TASK MATERIAL:

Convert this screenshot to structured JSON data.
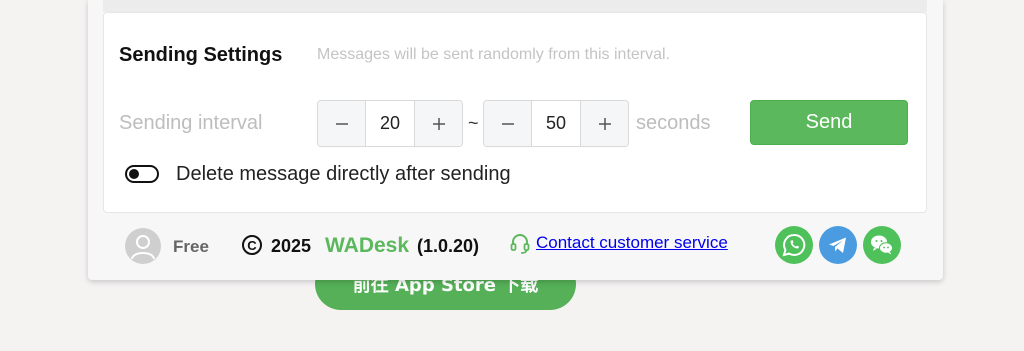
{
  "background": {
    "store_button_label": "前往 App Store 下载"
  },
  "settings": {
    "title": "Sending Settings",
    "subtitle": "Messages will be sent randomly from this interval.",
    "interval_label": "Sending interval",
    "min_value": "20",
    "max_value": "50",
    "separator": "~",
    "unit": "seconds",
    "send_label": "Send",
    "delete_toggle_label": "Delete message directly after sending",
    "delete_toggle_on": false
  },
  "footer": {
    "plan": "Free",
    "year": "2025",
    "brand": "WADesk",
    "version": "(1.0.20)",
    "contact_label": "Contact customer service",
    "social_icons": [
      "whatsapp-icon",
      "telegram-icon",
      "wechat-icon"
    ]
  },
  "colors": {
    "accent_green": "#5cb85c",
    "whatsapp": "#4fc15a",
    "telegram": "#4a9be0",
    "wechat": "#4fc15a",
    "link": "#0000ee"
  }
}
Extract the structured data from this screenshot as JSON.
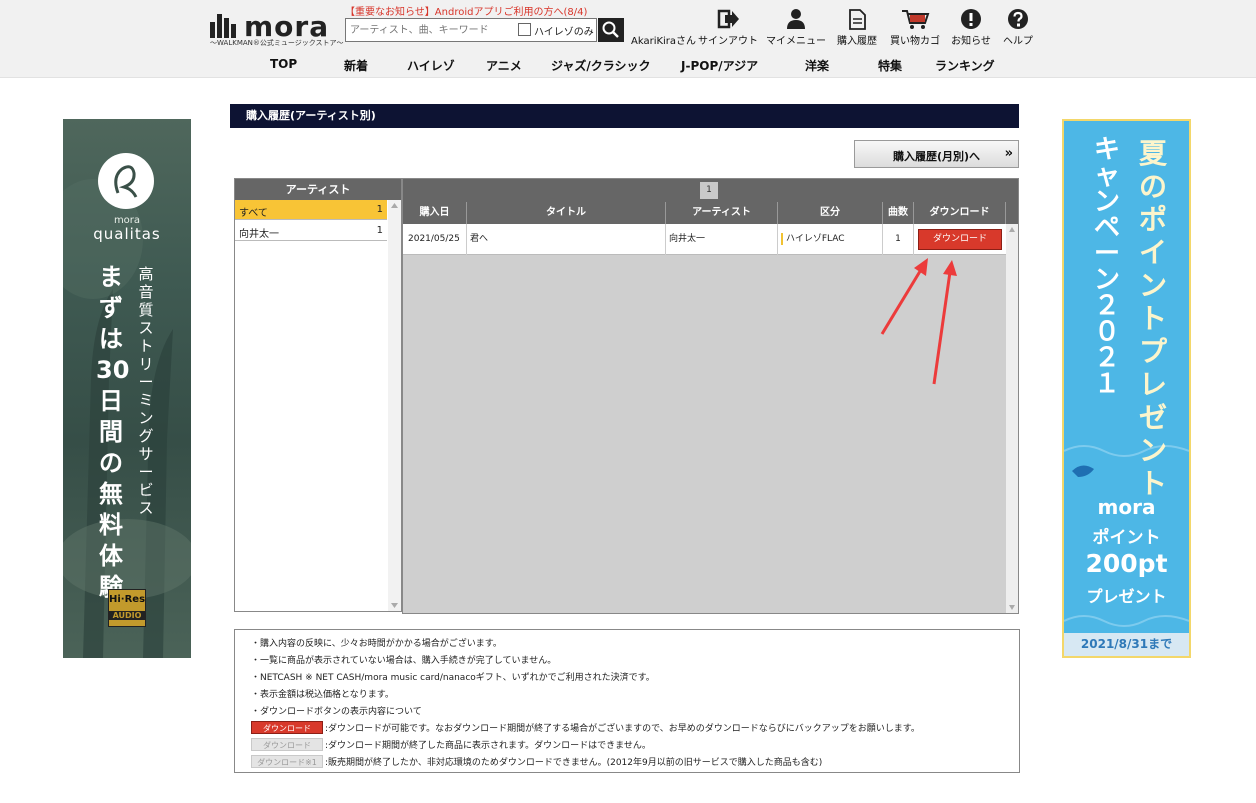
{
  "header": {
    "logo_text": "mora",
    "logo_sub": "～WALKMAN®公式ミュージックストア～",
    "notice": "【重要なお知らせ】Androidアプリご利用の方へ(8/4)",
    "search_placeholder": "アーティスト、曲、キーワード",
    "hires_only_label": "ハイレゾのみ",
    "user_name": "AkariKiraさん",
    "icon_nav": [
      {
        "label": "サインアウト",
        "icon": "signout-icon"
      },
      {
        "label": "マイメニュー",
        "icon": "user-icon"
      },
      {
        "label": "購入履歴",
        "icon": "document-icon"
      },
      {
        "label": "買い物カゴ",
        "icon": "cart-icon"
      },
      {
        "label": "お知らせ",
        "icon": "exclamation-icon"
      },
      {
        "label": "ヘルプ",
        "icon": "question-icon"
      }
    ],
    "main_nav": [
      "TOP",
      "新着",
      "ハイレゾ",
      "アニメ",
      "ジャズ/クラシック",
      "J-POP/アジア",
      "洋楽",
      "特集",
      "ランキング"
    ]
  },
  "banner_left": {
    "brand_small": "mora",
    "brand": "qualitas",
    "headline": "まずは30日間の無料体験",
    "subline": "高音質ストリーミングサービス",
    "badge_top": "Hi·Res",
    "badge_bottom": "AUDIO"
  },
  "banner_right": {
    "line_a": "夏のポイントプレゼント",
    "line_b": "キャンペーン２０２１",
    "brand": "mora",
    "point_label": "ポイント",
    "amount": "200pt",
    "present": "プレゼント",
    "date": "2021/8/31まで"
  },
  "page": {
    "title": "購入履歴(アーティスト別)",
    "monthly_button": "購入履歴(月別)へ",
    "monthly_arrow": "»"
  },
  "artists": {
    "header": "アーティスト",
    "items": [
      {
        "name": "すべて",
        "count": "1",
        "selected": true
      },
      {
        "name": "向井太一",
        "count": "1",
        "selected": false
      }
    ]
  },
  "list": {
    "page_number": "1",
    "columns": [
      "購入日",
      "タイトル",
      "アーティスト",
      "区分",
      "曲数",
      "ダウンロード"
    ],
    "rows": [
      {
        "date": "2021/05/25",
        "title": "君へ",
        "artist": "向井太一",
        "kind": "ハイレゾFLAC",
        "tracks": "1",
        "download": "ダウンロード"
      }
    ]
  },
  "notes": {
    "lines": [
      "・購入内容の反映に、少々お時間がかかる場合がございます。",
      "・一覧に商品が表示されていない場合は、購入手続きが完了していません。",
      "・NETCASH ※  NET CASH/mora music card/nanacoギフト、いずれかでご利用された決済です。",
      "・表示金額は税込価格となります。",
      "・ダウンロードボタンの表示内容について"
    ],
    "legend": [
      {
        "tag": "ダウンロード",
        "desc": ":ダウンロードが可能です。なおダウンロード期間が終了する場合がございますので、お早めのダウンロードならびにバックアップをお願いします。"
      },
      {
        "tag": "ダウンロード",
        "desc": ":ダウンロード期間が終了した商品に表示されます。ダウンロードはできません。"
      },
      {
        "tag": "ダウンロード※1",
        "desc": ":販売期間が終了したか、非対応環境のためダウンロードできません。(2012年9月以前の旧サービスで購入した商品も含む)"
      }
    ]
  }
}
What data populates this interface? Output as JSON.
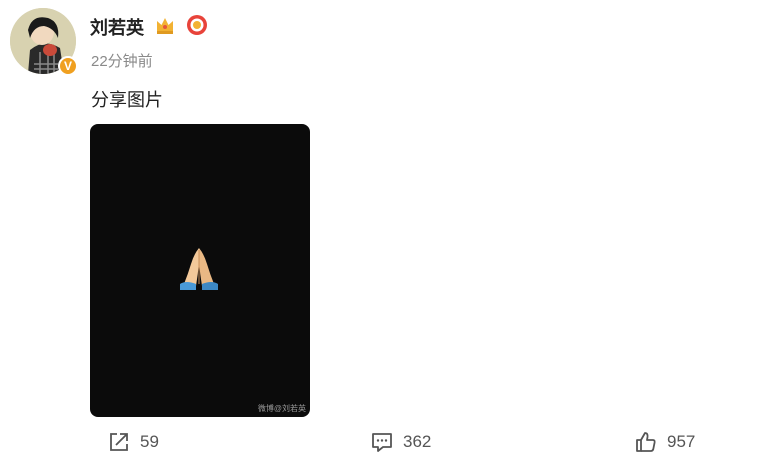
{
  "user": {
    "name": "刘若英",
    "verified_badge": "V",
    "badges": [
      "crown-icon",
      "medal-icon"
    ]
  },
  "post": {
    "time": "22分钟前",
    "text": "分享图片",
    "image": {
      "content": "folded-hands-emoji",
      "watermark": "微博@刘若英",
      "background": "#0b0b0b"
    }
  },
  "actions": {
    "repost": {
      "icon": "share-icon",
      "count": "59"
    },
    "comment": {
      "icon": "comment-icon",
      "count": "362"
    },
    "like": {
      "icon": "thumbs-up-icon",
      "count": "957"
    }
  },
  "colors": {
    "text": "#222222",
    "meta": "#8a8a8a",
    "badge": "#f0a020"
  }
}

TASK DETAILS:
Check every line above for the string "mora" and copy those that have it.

EXERCISE ANSWER:
    "logo_text": "mora",
    "brand_small": "mora",
    "brand": "mora",
      "・NETCASH ※  NET CASH/mora music card/nanacoギフト、いずれかでご利用された決済です。",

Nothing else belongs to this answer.